**Data records for software interfaces:**
________________________________________

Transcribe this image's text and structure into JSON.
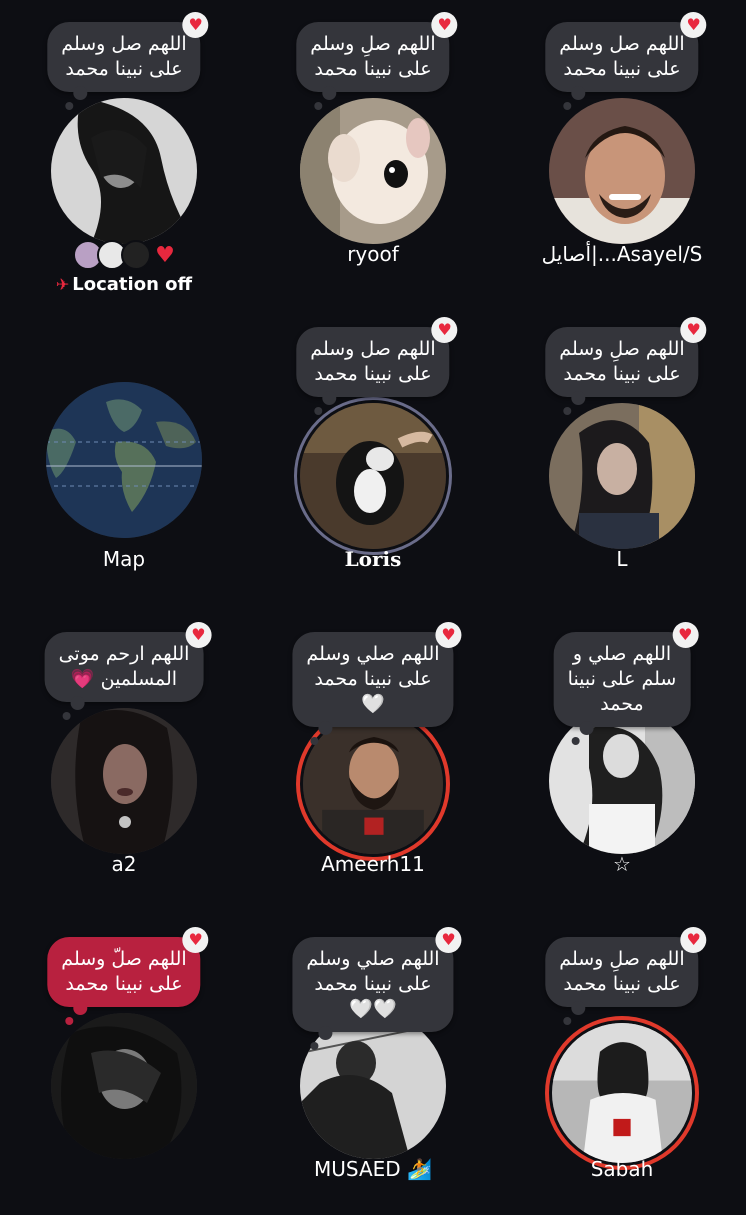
{
  "grid": [
    {
      "name": "أصايل|...Asayel/S",
      "bubble": [
        "اللهم صل وسلم",
        "على نبينا محمد"
      ]
    },
    {
      "name": "ryoof",
      "bubble": [
        "اللهم صلِ وسلم",
        "على نبينا محمد"
      ]
    },
    {
      "name": "",
      "bubble": [
        "اللهم صل وسلم",
        "على نبينا محمد"
      ],
      "status": "Location off"
    },
    {
      "name": "L",
      "bubble": [
        "اللهم صلِ وسلم",
        "على نبينا محمد"
      ]
    },
    {
      "name": "Loris",
      "bubble": [
        "اللهم صل وسلم",
        "على نبينا محمد"
      ]
    },
    {
      "name": "Map"
    },
    {
      "name": "☆",
      "bubble": [
        "اللهم صلي و",
        "سلم على نبينا",
        "محمد"
      ]
    },
    {
      "name": "Ameerh11",
      "bubble": [
        "اللهم صلي وسلم",
        "على نبينا محمد",
        "🤍"
      ]
    },
    {
      "name": "a2",
      "bubble": [
        "اللهم ارحم موتى",
        "المسلمين 💗"
      ]
    },
    {
      "name": "Sabah",
      "bubble": [
        "اللهم صلِ وسلم",
        "على نبينا محمد"
      ]
    },
    {
      "name": "MUSAED 🏄",
      "bubble": [
        "اللهم صلي وسلم",
        "على نبينا محمد",
        "🤍🤍"
      ]
    },
    {
      "name": "",
      "bubble": [
        "اللهم صلّ وسلم",
        "على نبينا محمد"
      ]
    }
  ],
  "icons": {
    "heart": "heart-icon",
    "plane": "airplane-icon",
    "globe": "globe-icon"
  },
  "colors": {
    "background": "#0d0e13",
    "bubble": "#34353b",
    "bubble_highlight": "#b8213f",
    "heart": "#e8283e",
    "ring_red": "#e0392b"
  }
}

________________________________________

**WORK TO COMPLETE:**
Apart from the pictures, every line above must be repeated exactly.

**EXERCISE RESULT:**
Transcribe this image's text and structure into JSON.
{
  "grid": [
    {
      "name": "أصايل|...Asayel/S",
      "bubble": [
        "اللهم صل وسلم",
        "على نبينا محمد"
      ]
    },
    {
      "name": "ryoof",
      "bubble": [
        "اللهم صلِ وسلم",
        "على نبينا محمد"
      ]
    },
    {
      "name": "",
      "bubble": [
        "اللهم صل وسلم",
        "على نبينا محمد"
      ],
      "status": "Location off"
    },
    {
      "name": "L",
      "bubble": [
        "اللهم صلِ وسلم",
        "على نبينا محمد"
      ]
    },
    {
      "name": "Loris",
      "bubble": [
        "اللهم صل وسلم",
        "على نبينا محمد"
      ]
    },
    {
      "name": "Map"
    },
    {
      "name": "☆",
      "bubble": [
        "اللهم صلي و",
        "سلم على نبينا",
        "محمد"
      ]
    },
    {
      "name": "Ameerh11",
      "bubble": [
        "اللهم صلي وسلم",
        "على نبينا محمد",
        "🤍"
      ]
    },
    {
      "name": "a2",
      "bubble": [
        "اللهم ارحم موتى",
        "المسلمين 💗"
      ]
    },
    {
      "name": "Sabah",
      "bubble": [
        "اللهم صلِ وسلم",
        "على نبينا محمد"
      ]
    },
    {
      "name": "MUSAED 🏄",
      "bubble": [
        "اللهم صلي وسلم",
        "على نبينا محمد",
        "🤍🤍"
      ]
    },
    {
      "name": "",
      "bubble": [
        "اللهم صلّ وسلم",
        "على نبينا محمد"
      ]
    }
  ],
  "icons": {
    "heart": "heart-icon",
    "plane": "airplane-icon",
    "globe": "globe-icon"
  },
  "colors": {
    "background": "#0d0e13",
    "bubble": "#34353b",
    "bubble_highlight": "#b8213f",
    "heart": "#e8283e",
    "ring_red": "#e0392b"
  }
}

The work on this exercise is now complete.